I finally was able to finish Kate Morton's newest book, The Distant Hours
A long lost letter arrives in the post and Edie Burchill finds herself on a journey to Milderhurst Castle, a great but moldering old house, where the Blythe spinsters live and where her mother was billeted 50 years before as a 13 year old child during WW II. The elder Blythe sisters are twins and have spent most of their lives looking after the third and youngest sister, Juniper, who hasn’t been the same since her fiance jilted her in 1941.
Inside the decaying castle, Edie begins to unravel her mother’s past. But there are other secrets hidden in the stones of Milderhurst, and Edie is about to learn more than she expected. The truth of what happened in ‘the distant hours’ of the past has been waiting a long time for someone to find it.
I enjoy Kate's work but I do feel like in each of her novels she seems to add a lot of details that could remain untold. I felt that this book was rather long and slow moving until it got to the last 150+ pages it became more engrossing. Although it was sort of confusing to keep moving back and forth between the time periods with numerous characters telling their story. It is an interesting story and plot and I really liked that it was told from a younger main character. I love the general idea of this story and even the way it ended. Unique set of characters and it had me guessing till the end. I give this a C/B.
Before Liz Lemon, before "Weekend Update," before "Sarah Palin," Tina Fey was just a young girl with a dream: a recurring stress dream that she was being chased through a local airport by her middle-school gym teacher. She also had a dream that one day she would be a comedian on TV.
She has seen both these dreams come true. At last, Tina Fey's story can be told. From her youthful days as a vicious nerd to her tour of duty on Saturday Night Live; from her passionately halfhearted pursuit of physical beauty to her life as a mother eating things off the floor; from her one-sided college romance to her nearly fatal honeymoon -- from the beginning of this paragraph to this final sentence.
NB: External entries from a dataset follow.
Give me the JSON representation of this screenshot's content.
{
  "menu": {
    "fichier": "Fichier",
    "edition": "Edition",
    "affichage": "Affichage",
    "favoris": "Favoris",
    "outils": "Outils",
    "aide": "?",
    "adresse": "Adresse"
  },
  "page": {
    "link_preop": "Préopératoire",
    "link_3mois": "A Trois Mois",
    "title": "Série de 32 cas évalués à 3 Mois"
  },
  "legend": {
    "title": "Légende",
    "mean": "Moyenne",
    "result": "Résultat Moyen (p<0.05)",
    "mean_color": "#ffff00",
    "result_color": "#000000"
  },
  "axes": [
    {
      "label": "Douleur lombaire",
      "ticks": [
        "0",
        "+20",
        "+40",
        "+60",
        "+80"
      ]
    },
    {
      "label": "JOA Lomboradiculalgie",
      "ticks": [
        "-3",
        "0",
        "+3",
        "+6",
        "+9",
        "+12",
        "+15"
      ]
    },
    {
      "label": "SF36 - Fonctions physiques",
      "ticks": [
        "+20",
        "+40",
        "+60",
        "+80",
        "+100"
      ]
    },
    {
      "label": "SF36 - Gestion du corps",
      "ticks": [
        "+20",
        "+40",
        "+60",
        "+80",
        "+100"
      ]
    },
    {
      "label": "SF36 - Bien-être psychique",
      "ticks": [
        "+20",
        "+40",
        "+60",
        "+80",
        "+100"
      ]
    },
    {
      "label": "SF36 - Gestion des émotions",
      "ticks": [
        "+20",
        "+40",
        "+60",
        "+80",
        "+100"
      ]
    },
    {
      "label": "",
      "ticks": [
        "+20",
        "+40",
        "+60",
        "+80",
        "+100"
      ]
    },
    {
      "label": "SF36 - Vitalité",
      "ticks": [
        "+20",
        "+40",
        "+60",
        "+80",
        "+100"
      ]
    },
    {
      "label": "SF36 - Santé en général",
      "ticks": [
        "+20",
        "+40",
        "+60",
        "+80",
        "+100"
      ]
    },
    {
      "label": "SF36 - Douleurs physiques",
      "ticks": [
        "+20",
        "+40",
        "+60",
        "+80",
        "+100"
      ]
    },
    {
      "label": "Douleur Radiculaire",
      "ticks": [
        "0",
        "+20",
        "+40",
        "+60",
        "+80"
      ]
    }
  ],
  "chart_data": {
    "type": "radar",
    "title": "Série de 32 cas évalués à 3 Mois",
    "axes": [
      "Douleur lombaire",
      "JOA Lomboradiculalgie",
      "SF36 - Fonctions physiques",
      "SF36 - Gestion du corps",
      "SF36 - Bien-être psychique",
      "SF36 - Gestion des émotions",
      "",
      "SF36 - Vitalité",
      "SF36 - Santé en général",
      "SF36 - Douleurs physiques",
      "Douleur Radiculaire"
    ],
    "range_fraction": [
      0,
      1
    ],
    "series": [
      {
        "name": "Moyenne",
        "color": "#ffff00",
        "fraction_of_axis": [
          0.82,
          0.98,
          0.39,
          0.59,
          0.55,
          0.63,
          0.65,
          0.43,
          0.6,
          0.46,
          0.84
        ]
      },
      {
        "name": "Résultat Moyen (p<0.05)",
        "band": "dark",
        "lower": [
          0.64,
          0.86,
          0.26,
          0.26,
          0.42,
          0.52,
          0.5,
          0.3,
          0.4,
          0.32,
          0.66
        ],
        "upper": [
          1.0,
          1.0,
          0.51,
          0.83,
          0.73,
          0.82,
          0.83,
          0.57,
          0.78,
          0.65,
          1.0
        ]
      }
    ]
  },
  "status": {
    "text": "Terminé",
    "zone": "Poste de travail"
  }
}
Let me just preface this review saying that I was really looking forward to reading this autobiography, I have heard all great things and I couldn't wait to dive right in...I don't know what happened but it was not my cup of tea. I was very disappointed with it. Sure, there were a couple funny parts but after the first 30+ pages I stated skimming it. There was no real set story/time line to all her anecdotes and life lessons. It was hard sometimes to tell if she was being serious or just joking around. It seemed like a little kid wrote it, especially with all the added pictures,etc in the middle of paragraphs. Oh well....I give this book a D.
The Lost December by Richard Paul Evans
When Luke Crisp graduates from business school, his father, CEO and co-founder of Fortune 500 Crisp’s Copy Centers, is ready to share some good news: he wants to turn the family business over to his son. But Luke has other plans. Taking control of his trust fund, Luke leaves home to pursue a life of reckless indulgence. But when his funds run out, so do his friends. Humbled, alone, and too ashamed to ask his father for help, Luke secretly takes a lowly job at one of his father’s copy centers. There he falls in love with a struggling single mother and begins to understand the greatest source of personal joy. Lost December is Richard Paul Evans’s modernday holiday version of the biblical story of the prodigal son, a powerful tale of redemption, hope, and the true meaning of love.
(from his website and amazon.com)
I couldn't put this book down! So fast paced and such a great twist on a classic Bible story. I was annoyed, sad, shocked, happy and upset right along with the main character. Another wonderful and enriching story by Richard. I give it a solid A.
And lastly, I read Karen White's newest book, The Strangers on Montague Street
With her relationship with Jack as shaky as the foundation of her family home, Melanie’s juggling a number of problems. Like restoring her Tradd Street house…and resisting her mother’s pressure to ‘go public’ with her talent—a sixth sense that unites them to the lost souls of the dead. But Melanie never anticipated her new problem.
Her name is Nola, Jack’s estranged young daughter who appears on their doorstep, damaged, lonely and defiantly immune to her father’s attempts to reconnect. Melanie understands the emotional chasm all too well. As a special, bonding gift Jack's mother buys Nola an antique dollhouse—a precious tableaux of a perfect Victorian family. Melanie hopes the gift will help thaw Nola's reserve and draw her into the family she’s never known.
At first, Nola is charmed, and Melanie is delighted—until night falls, and the most unnerving shadows are cast within its miniature rooms. By the time Melanie senses a malevolent presence she fears it may already be too late. A new family has accepted her unwitting invitation to move in—with their own secrets, their own personal demons, and a past that’s drawing Nola into their own inescapable darkness…
(from her website)
This novel is the third in it's series and I loved it just like the rest of Karen's work. A great story and ghost mystery. A fun new character along with the "old" ones we have followed before. Jack and Mellie drive me crazy still with their back-and-forth relationship but it also adds a funny and real life charm to the whole story. What a surprising twist and cliff-hanger ending! I really can't wait for the next novel. I give this a book an A.
What have you been reading?
Happy New Year's Weekend!